INFORMATION PROVIDED —
⟨
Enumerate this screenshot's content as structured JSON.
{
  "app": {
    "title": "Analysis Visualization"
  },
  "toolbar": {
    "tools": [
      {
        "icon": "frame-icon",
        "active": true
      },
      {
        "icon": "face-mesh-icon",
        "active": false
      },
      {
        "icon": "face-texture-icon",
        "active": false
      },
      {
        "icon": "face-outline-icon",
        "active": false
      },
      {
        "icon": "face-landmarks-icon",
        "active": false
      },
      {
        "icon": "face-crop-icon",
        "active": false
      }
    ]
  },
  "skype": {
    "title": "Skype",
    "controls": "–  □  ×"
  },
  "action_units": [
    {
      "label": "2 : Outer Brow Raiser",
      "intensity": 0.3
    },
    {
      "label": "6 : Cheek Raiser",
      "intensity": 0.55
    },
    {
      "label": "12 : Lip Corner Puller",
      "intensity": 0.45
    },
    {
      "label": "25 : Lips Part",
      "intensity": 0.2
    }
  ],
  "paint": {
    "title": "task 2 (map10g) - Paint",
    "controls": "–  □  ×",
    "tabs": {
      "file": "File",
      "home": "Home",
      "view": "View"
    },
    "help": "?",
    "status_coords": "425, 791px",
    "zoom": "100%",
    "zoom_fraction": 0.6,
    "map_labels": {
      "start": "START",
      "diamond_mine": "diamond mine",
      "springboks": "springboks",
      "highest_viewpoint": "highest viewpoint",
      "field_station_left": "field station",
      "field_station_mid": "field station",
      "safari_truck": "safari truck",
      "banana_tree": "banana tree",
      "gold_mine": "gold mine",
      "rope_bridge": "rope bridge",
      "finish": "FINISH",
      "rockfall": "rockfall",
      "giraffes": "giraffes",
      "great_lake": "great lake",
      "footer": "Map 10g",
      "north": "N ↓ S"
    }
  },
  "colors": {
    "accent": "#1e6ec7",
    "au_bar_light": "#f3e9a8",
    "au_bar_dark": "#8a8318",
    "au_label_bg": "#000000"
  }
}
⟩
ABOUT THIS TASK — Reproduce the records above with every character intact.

TASK RESPONSE —
Enumerate this screenshot's content as structured JSON.
{
  "app": {
    "title": "Analysis Visualization"
  },
  "toolbar": {
    "tools": [
      {
        "icon": "frame-icon",
        "active": true
      },
      {
        "icon": "face-mesh-icon",
        "active": false
      },
      {
        "icon": "face-texture-icon",
        "active": false
      },
      {
        "icon": "face-outline-icon",
        "active": false
      },
      {
        "icon": "face-landmarks-icon",
        "active": false
      },
      {
        "icon": "face-crop-icon",
        "active": false
      }
    ]
  },
  "skype": {
    "title": "Skype",
    "controls": "–  □  ×"
  },
  "action_units": [
    {
      "label": "2 : Outer Brow Raiser",
      "intensity": 0.3
    },
    {
      "label": "6 : Cheek Raiser",
      "intensity": 0.55
    },
    {
      "label": "12 : Lip Corner Puller",
      "intensity": 0.45
    },
    {
      "label": "25 : Lips Part",
      "intensity": 0.2
    }
  ],
  "paint": {
    "title": "task 2 (map10g) - Paint",
    "controls": "–  □  ×",
    "tabs": {
      "file": "File",
      "home": "Home",
      "view": "View"
    },
    "help": "?",
    "status_coords": "425, 791px",
    "zoom": "100%",
    "zoom_fraction": 0.6,
    "map_labels": {
      "start": "START",
      "diamond_mine": "diamond mine",
      "springboks": "springboks",
      "highest_viewpoint": "highest viewpoint",
      "field_station_left": "field station",
      "field_station_mid": "field station",
      "safari_truck": "safari truck",
      "banana_tree": "banana tree",
      "gold_mine": "gold mine",
      "rope_bridge": "rope bridge",
      "finish": "FINISH",
      "rockfall": "rockfall",
      "giraffes": "giraffes",
      "great_lake": "great lake",
      "footer": "Map 10g",
      "north": "N ↓ S"
    }
  },
  "colors": {
    "accent": "#1e6ec7",
    "au_bar_light": "#f3e9a8",
    "au_bar_dark": "#8a8318",
    "au_label_bg": "#000000"
  }
}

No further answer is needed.